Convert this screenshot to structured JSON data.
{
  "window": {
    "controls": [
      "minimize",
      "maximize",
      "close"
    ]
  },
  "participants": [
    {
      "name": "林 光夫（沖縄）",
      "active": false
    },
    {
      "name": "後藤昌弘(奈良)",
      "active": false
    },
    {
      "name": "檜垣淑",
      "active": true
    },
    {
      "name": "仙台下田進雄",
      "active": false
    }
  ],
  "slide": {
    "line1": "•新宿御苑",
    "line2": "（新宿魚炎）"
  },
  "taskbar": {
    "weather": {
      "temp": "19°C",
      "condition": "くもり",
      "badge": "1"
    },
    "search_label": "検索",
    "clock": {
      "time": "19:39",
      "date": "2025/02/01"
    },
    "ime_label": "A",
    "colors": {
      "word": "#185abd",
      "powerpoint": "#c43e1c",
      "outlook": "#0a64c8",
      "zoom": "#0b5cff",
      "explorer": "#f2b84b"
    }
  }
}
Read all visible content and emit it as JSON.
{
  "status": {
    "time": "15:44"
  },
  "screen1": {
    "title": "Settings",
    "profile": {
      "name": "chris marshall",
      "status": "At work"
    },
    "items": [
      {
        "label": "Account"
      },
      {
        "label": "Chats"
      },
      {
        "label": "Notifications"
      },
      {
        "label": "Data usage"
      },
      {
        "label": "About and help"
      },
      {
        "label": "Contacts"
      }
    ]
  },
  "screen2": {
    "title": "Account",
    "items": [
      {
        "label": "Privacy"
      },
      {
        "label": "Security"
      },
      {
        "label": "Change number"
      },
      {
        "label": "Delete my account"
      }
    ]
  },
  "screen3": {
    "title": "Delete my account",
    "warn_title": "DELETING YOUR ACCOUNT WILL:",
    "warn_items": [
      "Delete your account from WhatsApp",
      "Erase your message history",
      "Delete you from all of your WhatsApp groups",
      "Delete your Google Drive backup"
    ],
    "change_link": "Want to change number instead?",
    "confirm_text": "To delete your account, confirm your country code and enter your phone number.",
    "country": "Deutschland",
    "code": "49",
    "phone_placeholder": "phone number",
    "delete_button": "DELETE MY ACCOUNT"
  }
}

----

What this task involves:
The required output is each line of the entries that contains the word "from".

Result:
      "Delete your account from WhatsApp",
      "Delete you from all of your WhatsApp groups",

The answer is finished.